“Hybrid heat pumps can be installed alongside existing heating systems, with these secondary fuels later transitioning to low carbon sources. For hybrid heat pumps on the gas grid, peaking gas use can be transitioned to hydrogen, whilst off the gas grid, biofuels can be used (assumed to be bio LPG for the purposes of our modelling).” [13]

 

 

Question 4: What are the barriers to scaling up low carbon heating technologies? What is needed to overcome these barriers?

 

 

 

 

 

Question 5: How can the costs of decarbonising heat be distributed fairly across consumers, taxpayers, business and government, taking account of the fuel poor and communities affected by the transition? What is the impact of the existing distribution of environmental levies across electricity, gas and fuel bills on drivers for switching to low carbon heating, and should this distribution be reviewed?

 

 

 

 

Question 6: What incentives and regulatory measures should be employed to encourage and ensure households take up low carbon heat, and how will these need to vary for different household types?

 

 

Oil Tank Scrappage Scheme

 

 

 

 

Expand support under Clean Heat Grant

 

 

 

 

 

 

 

December 2020

7

 


[1] UKLPG, Response to A Future Framework for Heat in Buildings (June 2018)

[2] WLPGA, ‘BioLPG: The Renewable Future’ (2018), Page 52

[3] Committee on Climate Change, Net Zero – Technical Report (2019)

[4] Ecuity Consulting & Liquid Gas UK, A Practical Approach: Analysis of Off-Grid Heat Decarbonisation Pathways (2019),

[5] https://www.gov.uk/government/statistics/rhi-monthly-deployment-data-may-2020

[6] Calor Gas, YouGov Results (6th – 9th December 2019)

[7] Ecuity Consulting & Liquid Gas UK, A Practical Approach: Analysis of Off-Grid Heat Decarbonisation Pathways (2019), p10.

[8] English Housing Stock Survey, Table DA7101 (SST7.1): Energy performance1 - dwellings, 2017 < https://www.gov.uk/government/statistical-data-sets/energy-inefficient-dwellings>

[9] English Housing Stock Survey, Table DA7104:  Energy performance1 - heating and insulation characteristics of dwellings, 2017 < https://www.gov.uk/government/statistical-data-sets/energy-inefficient-dwellings>

[10] Lord Deben speaking at the BEIS Select Committee, 2nd July 2020 <https://committees.parliament.uk/oralevidence/635/html/>

[11] WLPGA, ‘BioLPG: The Renewable Future’ (2018), Page 52

[12] Savills Data

[13] Committee on Climate Change, Net Zero Technical Report (May 2019), p72

[14] Ecuity Consulting and Liquid Gas UK, The Role of LPG and bioLPG in Large, Rural Off-Grid Homes, November 2020

[15] Opportunities to Decarbonise the Non-Domestic Off-Grid Sector with LPG and bioLPG

[16] Research by Vivid Economics et.al shows that the unit cost of network reinforcement for high voltage lines is ~£38,000/km for overhead lines but ~£118,000/km for underground lines.

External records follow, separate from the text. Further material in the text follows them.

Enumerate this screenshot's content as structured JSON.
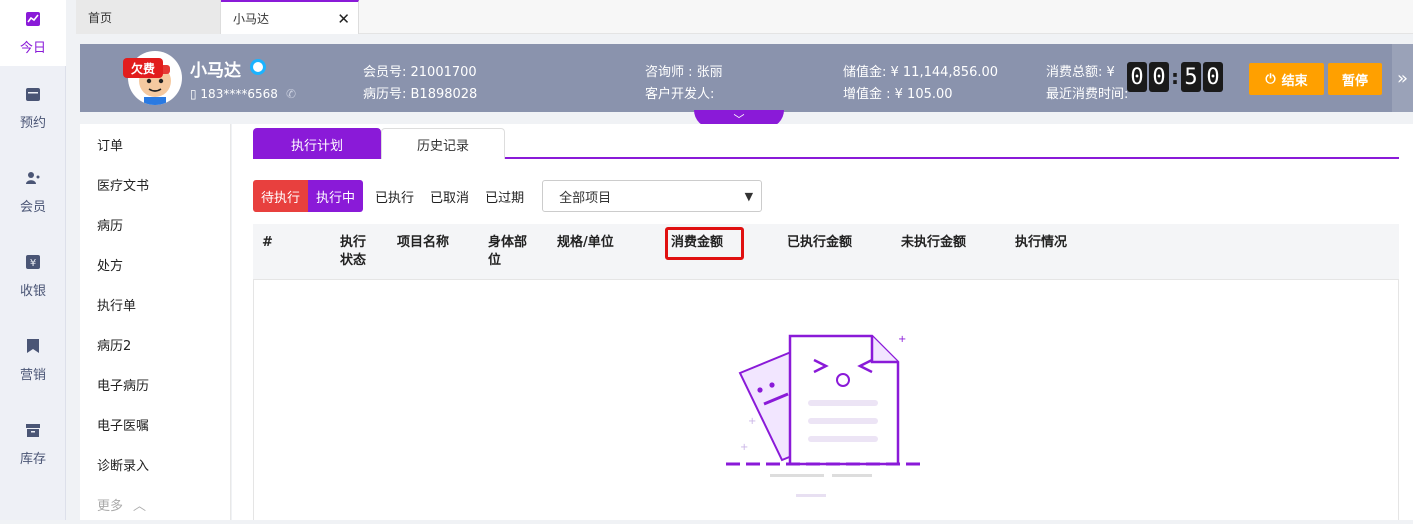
{
  "leftnav": {
    "items": [
      {
        "label": "今日",
        "icon": "chart-icon"
      },
      {
        "label": "预约",
        "icon": "calendar-icon"
      },
      {
        "label": "会员",
        "icon": "users-icon"
      },
      {
        "label": "收银",
        "icon": "yen-icon"
      },
      {
        "label": "营销",
        "icon": "bookmark-icon"
      },
      {
        "label": "库存",
        "icon": "box-icon"
      }
    ]
  },
  "tabs": {
    "home": "首页",
    "current": "小马达"
  },
  "header": {
    "owe_badge": "欠费",
    "name": "小马达",
    "phone": "183****6568",
    "member_no": "会员号:  21001700",
    "record_no": "病历号:  B1898028",
    "consultant": "咨询师  :  张丽",
    "developer": "客户开发人:",
    "stored_value": "储值金:  ¥ 11,144,856.00",
    "added_value": "增值金  :  ¥ 105.00",
    "total_consume": "消费总额:  ¥",
    "last_consume": "最近消费时间:",
    "timer": [
      "0",
      "0",
      "5",
      "0"
    ],
    "end_label": "结束",
    "pause_label": "暂停"
  },
  "submenu": {
    "items": [
      "订单",
      "医疗文书",
      "病历",
      "处方",
      "执行单",
      "病历2",
      "电子病历",
      "电子医嘱",
      "诊断录入"
    ],
    "more": "更多"
  },
  "content": {
    "tabs": [
      "执行计划",
      "历史记录"
    ],
    "filters": [
      "待执行",
      "执行中",
      "已执行",
      "已取消",
      "已过期"
    ],
    "select_value": "全部项目",
    "columns": [
      "#",
      "执行\n状态",
      "项目名称",
      "身体部\n位",
      "规格/单位",
      "消费金额",
      "已执行金额",
      "未执行金额",
      "执行情况"
    ]
  },
  "colors": {
    "accent": "#8a1ad8",
    "header_bg": "#8a93ad",
    "orange": "#ffa000",
    "red": "#e8403e"
  }
}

This cost differential increases to ~5 times when looking at reinforcement to extra high voltage network lines (£91,000/km and £453,000/km respectively).

[17] Compared to pure electrification through heat pumps.

[18] 2040 Vision

[19] Freedom Project study on the use of an LPG hybrid heat pump in Northern Ireland, 26 February to 1 March 2018